The shift in New York City to mayoral control of public schools was the culmination of a hard-fought effort to bring accountability to the education system. Beginning in 2002, decisions would no longer be made by a group of faceless bureaucrats; the buck would stop right at City Hall. If voters were unhappy with the state of their schools, they knew who was responsible. This core principle of accountability was the bedrock of the landmark education reforms achieved under Mayor Michael Bloomberg.
Mayoral control of the city’s public schools is now up for reauthorization in the state legislature, but this commitment to accountability has been turned on its ear. New York City’s current mayor, Bill de Blasio, wants all the authority with none of the scrutiny. Mayor de Blasio is fighting tooth and nail against the legislature’s careful review of his education record, trying to avoid answering difficult questions or provide details of his plans.

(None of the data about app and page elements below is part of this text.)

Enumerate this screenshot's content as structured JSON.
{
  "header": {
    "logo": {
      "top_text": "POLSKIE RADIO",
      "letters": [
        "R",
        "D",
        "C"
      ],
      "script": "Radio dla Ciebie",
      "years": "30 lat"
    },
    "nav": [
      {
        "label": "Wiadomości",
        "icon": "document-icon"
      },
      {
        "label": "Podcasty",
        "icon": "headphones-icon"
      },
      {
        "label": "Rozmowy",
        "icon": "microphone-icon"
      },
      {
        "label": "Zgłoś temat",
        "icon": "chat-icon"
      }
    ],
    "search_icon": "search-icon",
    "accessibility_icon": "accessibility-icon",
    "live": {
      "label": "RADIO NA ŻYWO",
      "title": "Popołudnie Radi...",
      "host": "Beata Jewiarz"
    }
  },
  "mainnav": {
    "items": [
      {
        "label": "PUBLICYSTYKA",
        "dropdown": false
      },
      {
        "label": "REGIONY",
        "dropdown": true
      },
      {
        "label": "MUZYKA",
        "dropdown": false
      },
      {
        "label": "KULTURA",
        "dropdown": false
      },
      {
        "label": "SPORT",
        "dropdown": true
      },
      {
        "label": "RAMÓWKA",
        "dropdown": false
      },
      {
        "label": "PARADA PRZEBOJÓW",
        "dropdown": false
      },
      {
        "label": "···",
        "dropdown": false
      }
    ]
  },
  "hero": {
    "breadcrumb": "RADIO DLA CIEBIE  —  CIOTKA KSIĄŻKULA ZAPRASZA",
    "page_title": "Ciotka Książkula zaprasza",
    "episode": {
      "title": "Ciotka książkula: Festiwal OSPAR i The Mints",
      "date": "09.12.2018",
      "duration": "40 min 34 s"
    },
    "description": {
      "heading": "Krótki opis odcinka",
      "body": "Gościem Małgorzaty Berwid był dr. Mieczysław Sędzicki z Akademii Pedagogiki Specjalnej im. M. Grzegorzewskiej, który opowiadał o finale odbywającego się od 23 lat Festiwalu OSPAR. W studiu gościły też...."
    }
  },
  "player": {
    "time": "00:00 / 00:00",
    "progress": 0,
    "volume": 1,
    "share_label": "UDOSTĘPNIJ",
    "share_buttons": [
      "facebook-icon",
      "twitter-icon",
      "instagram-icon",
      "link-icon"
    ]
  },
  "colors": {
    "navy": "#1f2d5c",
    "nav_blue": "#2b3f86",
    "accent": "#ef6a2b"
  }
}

Legislative oversight of mayoral control was never meant to be a rubber stamp for any mayor. Legislative oversight exists so that the legislature, working on behalf of the people, can hold the executive accountable and have an honest dialogue about what it will take to educate our children. This is what the legislature was doing in 2009, when the two houses held a combined 12 hearings on mayoral control.
More than halfway through Mayor de Blasio’s term, it is more than fair to take a look at his record and ask hard questions about his plans for turning around chronically struggling schools. The stark reality is that New York City public schools have made little progress under this mayor’s leadership.
Moreover, many New York City public school parents are highly dissatisfied with the quality of education their children are receiving and they now expect Mayor de Blasio to be held accountable for the slow pace of progress. There’s a profound disconnect between the rhetoric coming out of City Hall and what parents see in their children’s schools.
Specifically, the parents we work with are concerned about a number of issues.
1. The mayor has unclear goals with far-off horizons set for long after he will be out of office. Parents deserve to know what the mayor's goals are for school improvement. New programs and new spending will not have the desired impact unless they are accompanied by specific goals and the willingness to do what it takes to meet them, but the target goals for the Mayor’s pet programs are set a decade in the future. Parents want to know what improvements Mayor de Blasio will make while he’s still mayor.
2. There are too many failure factories in low-income neighborhoods. For example, Herbert Lehman High School in the Bronx has 1,535 students enrolled and of the 40 percent of students who graduate in four years, just 11 percent are college or career ready. Dewitt Clinton High School in the Bronx has 2,109 students enrolled and of the 46 percent of students who graduate in four years, just 19 percent are college or career ready. Martin Van Buren High School in Queens has 1,742 students enrolled and of the 55 percent of students who graduate in four years, just 14 percent are college or career ready.
What does this really mean? Out of the 5,386 high school seniors across these three schools, a whopping 5,000 have not been prepared in 13+ years of school in the NYC public school system. These schools are not preparing 93% of their students for college and career. These are just a few examples. How can parents have confidence that schools like these will get better when the de Blasio Administration?
3. NYC high school diplomas don’t mean students are ready for college. New York City’s high school graduation rate is 70 percent, yet 78.3 percent of CUNY community college students who graduated from these high schools enroll in remedial courses and 80 percent never get a degree. A high school diploma should mean that a student is ready for college. Parents want to know what concrete steps this mayor is willing to commit to in order to make this a reality for NYC high school graduates.
4. Instructional time has been cut. The 2014 teachers contract took away two and a half hours of instructional time per week for struggling students. In place of this much-needed instruction, UFT members were granted extra time for “professional development” that has little evidence of improving educational outcomes for kids. Parents want to know what the City is doing to make up this lost instruction time for our most vulnerable students.
5. The mayor ignores solutions that work. Mayor de Blasio has stood in the way of education options that have proven successful. He opposes school choice, puts up roadblocks for charter schools, and closes small schools. When parents cannot count on the quality of their neighborhood schools, they need these options. Parents want the mayor to put aside his narrow political agenda because there is clear evidence that expanded choice improves educational outcomes for kids.
6. The lowest performing schools are not getting better. Mayor de Blasio touts the results of his Renewal School program. However, at the end of the 2014-15 school year, students in Renewal schools had a combined math & ELA failure rate of 93 percent on state tests. Parents want to know what concrete steps this mayor is taking this year to put his Renewal Schools on the path to success.
7. Accountability is non-existent. School Quality Reports had been an essential component to finding a good school. Since 2015, these reports have become meaningless. Of the approximately 200 elementary and middle schools with less than 10 percent of students passing last year’s state tests in ELA or math, the vast majority received ratings of “meeting” or even “exceeding” school targets for that same year. Parents want to know what this mayor is going to do to provide them with an accurate picture of how the schools in their communities are performing.
There is a lot of work to do to turn around New York City’s failing school system. The mayor wants the authority, but it’s time he also took some responsibility.